Problem details
Give the records back in full, exactly as they read.

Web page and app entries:
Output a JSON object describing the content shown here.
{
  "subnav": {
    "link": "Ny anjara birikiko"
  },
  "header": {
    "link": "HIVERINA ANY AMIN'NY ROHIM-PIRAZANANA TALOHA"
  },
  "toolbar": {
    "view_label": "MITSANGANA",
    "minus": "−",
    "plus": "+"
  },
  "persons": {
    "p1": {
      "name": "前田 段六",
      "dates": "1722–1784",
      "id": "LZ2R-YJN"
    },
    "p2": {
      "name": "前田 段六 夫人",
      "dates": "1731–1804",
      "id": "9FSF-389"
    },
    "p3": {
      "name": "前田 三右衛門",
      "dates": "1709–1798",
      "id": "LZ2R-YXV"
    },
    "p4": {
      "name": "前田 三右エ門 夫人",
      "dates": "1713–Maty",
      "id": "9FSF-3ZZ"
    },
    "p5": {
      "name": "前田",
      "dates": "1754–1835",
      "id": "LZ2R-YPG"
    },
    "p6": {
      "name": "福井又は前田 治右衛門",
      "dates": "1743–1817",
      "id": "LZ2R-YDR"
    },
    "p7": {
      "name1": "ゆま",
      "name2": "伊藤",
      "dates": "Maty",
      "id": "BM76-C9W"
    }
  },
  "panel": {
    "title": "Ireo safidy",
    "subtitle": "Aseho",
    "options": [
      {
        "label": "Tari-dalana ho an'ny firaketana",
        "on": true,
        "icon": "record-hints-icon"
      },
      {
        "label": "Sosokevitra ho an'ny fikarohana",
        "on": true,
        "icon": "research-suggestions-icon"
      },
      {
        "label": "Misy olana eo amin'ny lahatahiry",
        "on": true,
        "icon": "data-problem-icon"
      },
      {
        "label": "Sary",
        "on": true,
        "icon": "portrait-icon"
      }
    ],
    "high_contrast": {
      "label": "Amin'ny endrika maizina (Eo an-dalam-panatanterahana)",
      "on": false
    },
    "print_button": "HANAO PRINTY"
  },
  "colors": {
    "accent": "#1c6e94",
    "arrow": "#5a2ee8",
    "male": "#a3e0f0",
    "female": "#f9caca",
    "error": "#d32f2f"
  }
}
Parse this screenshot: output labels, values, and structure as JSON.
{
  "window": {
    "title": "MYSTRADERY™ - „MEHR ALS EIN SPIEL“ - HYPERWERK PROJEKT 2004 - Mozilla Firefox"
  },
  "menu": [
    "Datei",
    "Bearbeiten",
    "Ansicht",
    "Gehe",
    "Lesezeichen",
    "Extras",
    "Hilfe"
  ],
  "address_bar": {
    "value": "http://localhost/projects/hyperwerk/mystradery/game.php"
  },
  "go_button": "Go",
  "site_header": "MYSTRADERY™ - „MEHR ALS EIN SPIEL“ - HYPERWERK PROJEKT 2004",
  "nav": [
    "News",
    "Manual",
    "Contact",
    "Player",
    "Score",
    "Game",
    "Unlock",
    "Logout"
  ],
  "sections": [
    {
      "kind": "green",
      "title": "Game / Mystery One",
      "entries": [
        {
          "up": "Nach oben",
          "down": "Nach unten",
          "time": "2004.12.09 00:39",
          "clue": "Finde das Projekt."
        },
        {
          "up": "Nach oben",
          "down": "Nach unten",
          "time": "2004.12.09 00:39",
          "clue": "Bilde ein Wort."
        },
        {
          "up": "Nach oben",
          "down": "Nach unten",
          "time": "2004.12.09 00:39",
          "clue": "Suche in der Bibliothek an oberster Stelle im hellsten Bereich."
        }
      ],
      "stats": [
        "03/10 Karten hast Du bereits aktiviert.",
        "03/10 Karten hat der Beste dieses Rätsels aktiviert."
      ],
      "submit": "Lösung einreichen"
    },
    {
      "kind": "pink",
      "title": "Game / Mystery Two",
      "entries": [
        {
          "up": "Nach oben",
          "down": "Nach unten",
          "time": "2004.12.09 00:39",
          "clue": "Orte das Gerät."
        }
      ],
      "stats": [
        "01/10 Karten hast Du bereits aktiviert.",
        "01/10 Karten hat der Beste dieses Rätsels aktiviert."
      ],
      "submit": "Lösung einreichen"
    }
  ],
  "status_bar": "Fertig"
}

Solved problem
Output a JSON object describing the content shown here.
{
  "subnav": {
    "link": "Ny anjara birikiko"
  },
  "header": {
    "link": "HIVERINA ANY AMIN'NY ROHIM-PIRAZANANA TALOHA"
  },
  "toolbar": {
    "view_label": "MITSANGANA",
    "minus": "−",
    "plus": "+"
  },
  "persons": {
    "p1": {
      "name": "前田 段六",
      "dates": "1722–1784",
      "id": "LZ2R-YJN"
    },
    "p2": {
      "name": "前田 段六 夫人",
      "dates": "1731–1804",
      "id": "9FSF-389"
    },
    "p3": {
      "name": "前田 三右衛門",
      "dates": "1709–1798",
      "id": "LZ2R-YXV"
    },
    "p4": {
      "name": "前田 三右エ門 夫人",
      "dates": "1713–Maty",
      "id": "9FSF-3ZZ"
    },
    "p5": {
      "name": "前田",
      "dates": "1754–1835",
      "id": "LZ2R-YPG"
    },
    "p6": {
      "name": "福井又は前田 治右衛門",
      "dates": "1743–1817",
      "id": "LZ2R-YDR"
    },
    "p7": {
      "name1": "ゆま",
      "name2": "伊藤",
      "dates": "Maty",
      "id": "BM76-C9W"
    }
  },
  "panel": {
    "title": "Ireo safidy",
    "subtitle": "Aseho",
    "options": [
      {
        "label": "Tari-dalana ho an'ny firaketana",
        "on": true,
        "icon": "record-hints-icon"
      },
      {
        "label": "Sosokevitra ho an'ny fikarohana",
        "on": true,
        "icon": "research-suggestions-icon"
      },
      {
        "label": "Misy olana eo amin'ny lahatahiry",
        "on": true,
        "icon": "data-problem-icon"
      },
      {
        "label": "Sary",
        "on": true,
        "icon": "portrait-icon"
      }
    ],
    "high_contrast": {
      "label": "Amin'ny endrika maizina (Eo an-dalam-panatanterahana)",
      "on": false
    },
    "print_button": "HANAO PRINTY"
  },
  "colors": {
    "accent": "#1c6e94",
    "arrow": "#5a2ee8",
    "male": "#a3e0f0",
    "female": "#f9caca",
    "error": "#d32f2f"
  }
}
Parse this screenshot: output labels, values, and structure as JSON.
{
  "window": {
    "title": "MYSTRADERY™ - „MEHR ALS EIN SPIEL“ - HYPERWERK PROJEKT 2004 - Mozilla Firefox"
  },
  "menu": [
    "Datei",
    "Bearbeiten",
    "Ansicht",
    "Gehe",
    "Lesezeichen",
    "Extras",
    "Hilfe"
  ],
  "address_bar": {
    "value": "http://localhost/projects/hyperwerk/mystradery/game.php"
  },
  "go_button": "Go",
  "site_header": "MYSTRADERY™ - „MEHR ALS EIN SPIEL“ - HYPERWERK PROJEKT 2004",
  "nav": [
    "News",
    "Manual",
    "Contact",
    "Player",
    "Score",
    "Game",
    "Unlock",
    "Logout"
  ],
  "sections": [
    {
      "kind": "green",
      "title": "Game / Mystery One",
      "entries": [
        {
          "up": "Nach oben",
          "down": "Nach unten",
          "time": "2004.12.09 00:39",
          "clue": "Finde das Projekt."
        },
        {
          "up": "Nach oben",
          "down": "Nach unten",
          "time": "2004.12.09 00:39",
          "clue": "Bilde ein Wort."
        },
        {
          "up": "Nach oben",
          "down": "Nach unten",
          "time": "2004.12.09 00:39",
          "clue": "Suche in der Bibliothek an oberster Stelle im hellsten Bereich."
        }
      ],
      "stats": [
        "03/10 Karten hast Du bereits aktiviert.",
        "03/10 Karten hat der Beste dieses Rätsels aktiviert."
      ],
      "submit": "Lösung einreichen"
    },
    {
      "kind": "pink",
      "title": "Game / Mystery Two",
      "entries": [
        {
          "up": "Nach oben",
          "down": "Nach unten",
          "time": "2004.12.09 00:39",
          "clue": "Orte das Gerät."
        }
      ],
      "stats": [
        "01/10 Karten hast Du bereits aktiviert.",
        "01/10 Karten hat der Beste dieses Rätsels aktiviert."
      ],
      "submit": "Lösung einreichen"
    }
  ],
  "status_bar": "Fertig"
}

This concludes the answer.